The biggest problem is that these are not sargable:
WHERE ... Unix_timestamp(third_table.timestamp) < 1648191600 ORDER BY Lower(first_table.label)
That is, don’t hide a potentially indexed column inside a function call. Instead:
WHERE ... third_table.timestamp < FROM_UNIXTIME(1648191600)
and use a case insensitive
first_table.label. That is any collation ending in
_ci. (Please provide
SHOW CREATE TABLE so I can point that out, and to check the vague "all fields are indexed" — That usually indicates not knowing the benefits of "composite" indexes.)
Json_overlaps(...) is probably also not sargable. But it gets trickier to fix. Please explain the structure of the json and the types of
Do you really need 1000 rows in the output? That is quite large for "pagination".
How big are the tables? UUIDs/GUIDs are notorious when the tables are too big to be cached in RAM.
It is possibly never useful to have both
SELECT DISTINCT and
GROUP BY. Removing the
DISTINCT may speed up the query by avoiding an extra sort.
Do you really want
LEFT JOIN, not just
JOIN? (I don’t understand the query enough to make a guess.)
After you have fixed most of those, and if you still need help, I may have a way to get rid of the

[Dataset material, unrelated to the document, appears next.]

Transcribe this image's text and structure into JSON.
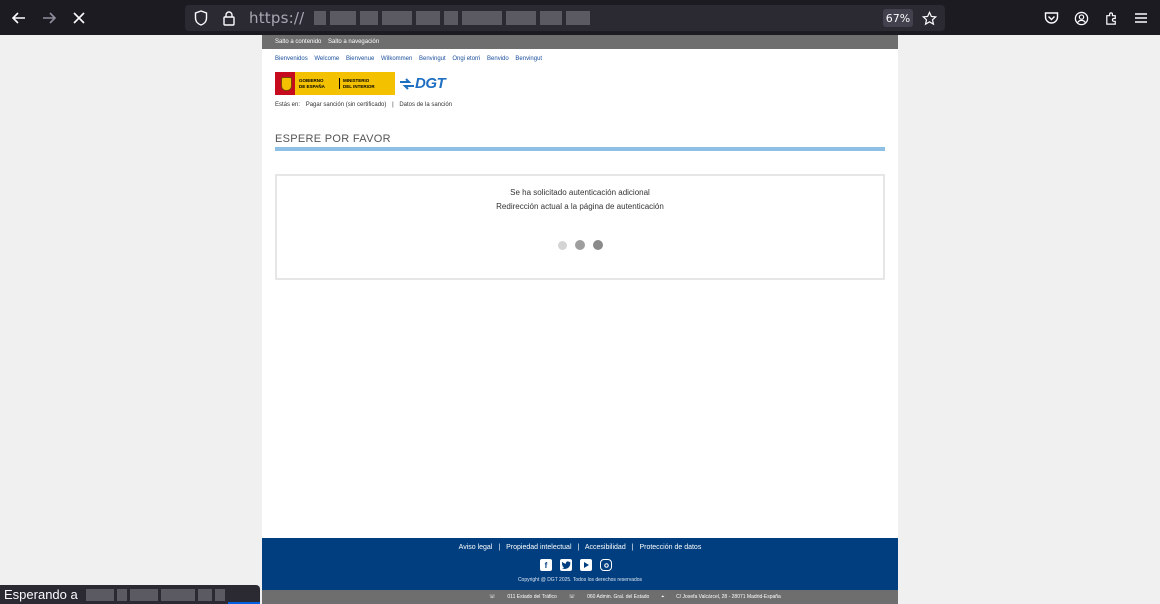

GROUP BY by adding a ‘derived’ table. Later. (Then I may be able to address the "json_overlaps" discussion.)
EXPLAIN SELECT ...
Answered By – Rick James
Answer Checked By – Marilyn (BugsFixing Volunteer)